State only the count of lines in the listing below that hold "oder".

START AVAILABLE DATA

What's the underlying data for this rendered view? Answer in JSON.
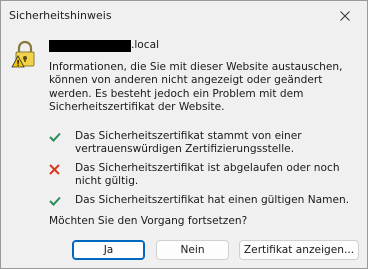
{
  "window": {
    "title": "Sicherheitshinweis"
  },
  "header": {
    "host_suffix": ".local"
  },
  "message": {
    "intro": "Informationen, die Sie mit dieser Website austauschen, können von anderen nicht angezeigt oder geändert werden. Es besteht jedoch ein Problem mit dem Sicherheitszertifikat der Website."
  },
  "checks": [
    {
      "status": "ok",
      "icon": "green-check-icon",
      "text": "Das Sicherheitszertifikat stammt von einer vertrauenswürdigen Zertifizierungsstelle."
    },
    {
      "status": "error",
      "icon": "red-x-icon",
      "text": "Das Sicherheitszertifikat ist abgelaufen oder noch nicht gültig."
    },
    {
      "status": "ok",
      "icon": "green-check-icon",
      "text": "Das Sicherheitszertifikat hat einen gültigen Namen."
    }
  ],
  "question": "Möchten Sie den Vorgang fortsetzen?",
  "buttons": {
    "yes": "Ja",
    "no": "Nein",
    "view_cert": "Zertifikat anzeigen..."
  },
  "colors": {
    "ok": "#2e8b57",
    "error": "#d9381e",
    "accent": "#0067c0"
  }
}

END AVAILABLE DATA
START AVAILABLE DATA

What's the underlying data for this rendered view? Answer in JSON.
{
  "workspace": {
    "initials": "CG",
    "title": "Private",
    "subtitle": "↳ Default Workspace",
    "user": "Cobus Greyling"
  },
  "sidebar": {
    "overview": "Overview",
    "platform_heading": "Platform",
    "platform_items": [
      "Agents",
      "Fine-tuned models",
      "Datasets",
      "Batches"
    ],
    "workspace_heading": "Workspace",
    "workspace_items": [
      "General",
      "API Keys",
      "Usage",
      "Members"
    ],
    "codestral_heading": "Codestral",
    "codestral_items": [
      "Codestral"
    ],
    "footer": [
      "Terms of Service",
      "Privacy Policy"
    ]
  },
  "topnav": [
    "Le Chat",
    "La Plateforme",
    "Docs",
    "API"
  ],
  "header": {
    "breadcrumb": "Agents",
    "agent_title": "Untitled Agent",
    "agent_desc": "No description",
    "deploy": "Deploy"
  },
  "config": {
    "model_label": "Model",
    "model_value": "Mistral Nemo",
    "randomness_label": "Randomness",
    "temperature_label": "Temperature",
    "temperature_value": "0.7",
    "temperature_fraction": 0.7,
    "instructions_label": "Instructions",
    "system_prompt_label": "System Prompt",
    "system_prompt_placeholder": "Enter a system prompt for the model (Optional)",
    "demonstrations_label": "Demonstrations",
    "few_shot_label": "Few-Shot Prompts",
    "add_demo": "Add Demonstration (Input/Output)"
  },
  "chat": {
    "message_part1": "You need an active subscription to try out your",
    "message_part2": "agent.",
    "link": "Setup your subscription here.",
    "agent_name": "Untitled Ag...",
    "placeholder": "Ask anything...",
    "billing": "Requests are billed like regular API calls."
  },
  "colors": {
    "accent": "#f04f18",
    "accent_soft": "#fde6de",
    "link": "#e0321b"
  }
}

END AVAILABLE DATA

◆ **EXERCISE ANSWER**
2